Silver maples like those being tapped at Riversong Farm have about 1.5 percent sugar content in the sap. The sap must be cooked until the sugar content is 66 percent before it can be called syrup. Sugar maples, which are the traditional sugaring tree, have a 3 percent sugar content in the sap.
They put taps in the trees during the second weekend of February, and started cooking the sap down on Valentine’s Day. They are now on to their third stove for cooking the sap.
They tried cooking it inside, but quickly learned there is a reason that maple sap is usually cooked outside. The vapor is filled with sugar and leaves behind sugar beads when it dissipates. Also, since so much liquid evaporates, it makes the air very humid. Then they tried using an antique wood burning stove that Fauber’s father lent to them. The opening for the wood was on the top, though, and they had to move the sap to add wood.
They currently have a stove built from concrete blocks with a stovepipe on the back. They are using steam pans to cook down the sap. Scanlan set up a make-shift lean-to to block the wind from the flames.
Tree sap starts running when the weather turns to warmer days with freezing temperatures at night. The time frame varies each year and by location, but can run for 4-6 weeks. It takes about 10-12 gallons of sap to get 1 quart of maple syrup.
The sap must be cooked within 2 days of being collected or it starts to ferment.
“The end of season is marked by when trees start to bud,” said Scanlan.
“The flavor becomes bitter and unpalatable, I’ve read,” said Fauber.
The maple sap is surprising in texture and taste. It is very thin, with the consistency of water. The flavor has just a hint of maple and is sweet. It is not sticky as one might expect tree sap to be.
They have 12 taps on several trees. The number of taps that can be placed in a single tree is determined by the diameter of the tree. No more than 3 taps can be placed in even a large tree. They only ordered 12 taps this year because this is a practice year, and they did not want to get overwhelmed.
“Tom tends to think big,” said Fauber.
The trees should be tapped on the southside if possible because the sun warms that side of the tree first.
Unfortunately, all of the trees that Scanlan was able to tap this year were on the bank of the river which puts the south side of the tree next to the water.
When Scanlan was placing the taps on the first day, some of the buckets fell into the river.
“ So, every once in a while I hear a bucket splash down ten feet into the river, and I have to chase it with a rotten branch down the river, diving down and up the bank around trees to retrieve the lost bucket,” said Scanlan.
Scanlan and Fauber were inspired by reading Helen and Scott Nearing’s books about homesteading in Vermont, where they harvested maple syrup. They also read an article from the UK Department of Agriculture about maple syrup production in Kentucky.

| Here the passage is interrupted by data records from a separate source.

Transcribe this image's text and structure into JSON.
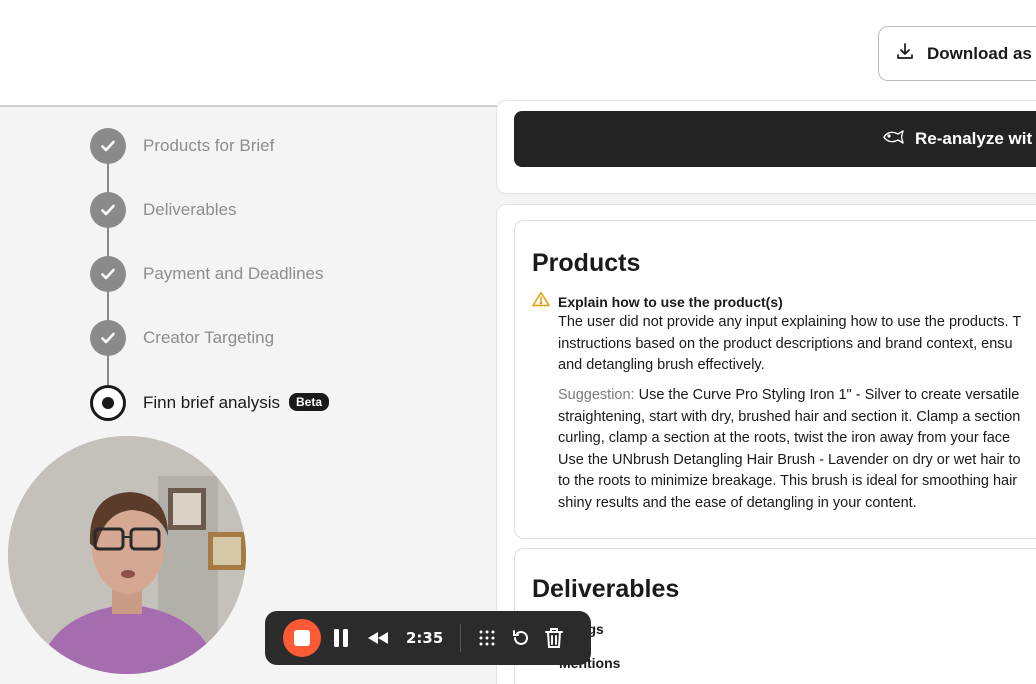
{
  "header": {
    "download_label": "Download as",
    "download_icon": "download-icon"
  },
  "steps": [
    {
      "label": "Products for Brief",
      "status": "complete"
    },
    {
      "label": "Deliverables",
      "status": "complete"
    },
    {
      "label": "Payment and Deadlines",
      "status": "complete"
    },
    {
      "label": "Creator Targeting",
      "status": "complete"
    },
    {
      "label": "Finn brief analysis",
      "status": "current",
      "badge": "Beta"
    }
  ],
  "reanalyze": {
    "label": "Re-analyze wit",
    "icon": "fish-icon"
  },
  "products": {
    "title": "Products",
    "warning_title": "Explain how to use the product(s)",
    "warning_lines": [
      "The user did not provide any input explaining how to use the products. T",
      "instructions based on the product descriptions and brand context, ensu",
      "and detangling brush effectively."
    ],
    "suggestion_label": "Suggestion:",
    "suggestion_first": " Use the Curve Pro Styling Iron 1\" - Silver to create versatile",
    "suggestion_lines": [
      "straightening, start with dry, brushed hair and section it. Clamp a section",
      "curling, clamp a section at the roots, twist the iron away from your face",
      "Use the UNbrush Detangling Hair Brush - Lavender on dry or wet hair to",
      "to the roots to minimize breakage. This brush is ideal for smoothing hair",
      "shiny results and the ease of detangling in your content."
    ]
  },
  "deliverables": {
    "title": "Deliverables",
    "items": [
      "tags",
      "Mentions"
    ]
  },
  "recorder": {
    "time": "2:35",
    "stop_color": "#ff5a36"
  },
  "colors": {
    "accent_dark": "#232323",
    "step_complete": "#8a8a8a",
    "warning": "#e0a100"
  }
}
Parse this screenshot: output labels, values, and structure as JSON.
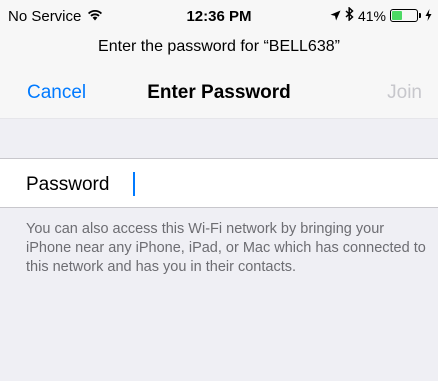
{
  "status_bar": {
    "carrier": "No Service",
    "time": "12:36 PM",
    "battery_percent": "41%",
    "battery_level": 0.41,
    "icons": [
      "wifi-icon",
      "location-icon",
      "bluetooth-icon",
      "battery-icon",
      "charging-icon"
    ]
  },
  "prompt": "Enter the password for “BELL638”",
  "nav": {
    "cancel_label": "Cancel",
    "title": "Enter Password",
    "join_label": "Join"
  },
  "password_field": {
    "label": "Password",
    "value": ""
  },
  "footer_note": "You can also access this Wi-Fi network by bringing your iPhone near any iPhone, iPad, or Mac which has connected to this network and has you in their contacts.",
  "colors": {
    "accent": "#007aff",
    "disabled": "#c7c7cc",
    "battery": "#4cd964",
    "background": "#efeff4"
  }
}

The length of time the sap cooks determines the grade of the syrup. The higher grade A is for a shorter cook time and a lighter color. A longer cook time creates the lower grade B with a darker color and stronger flavor.
Fauber noted that the first cooking that they did created a very pale syrup with a mild flavor that might be graded as what is known as “New York Fancy” style.
Currently, they are intending the syrup to be primarily for personal use.
“In the future, we would like it to be more profitable,” said Fauber.
Their goal has always been to try to provide as much of their own food as possible.
“One of the things I thought I’d always have to buy was sugar,” said Scanlan. He was excited to be able to add maple syrup to his coffee instead of sugar on the day after the first successful cook down.
“It’s so expensive in stores, and I can understand why now,” said Fauber.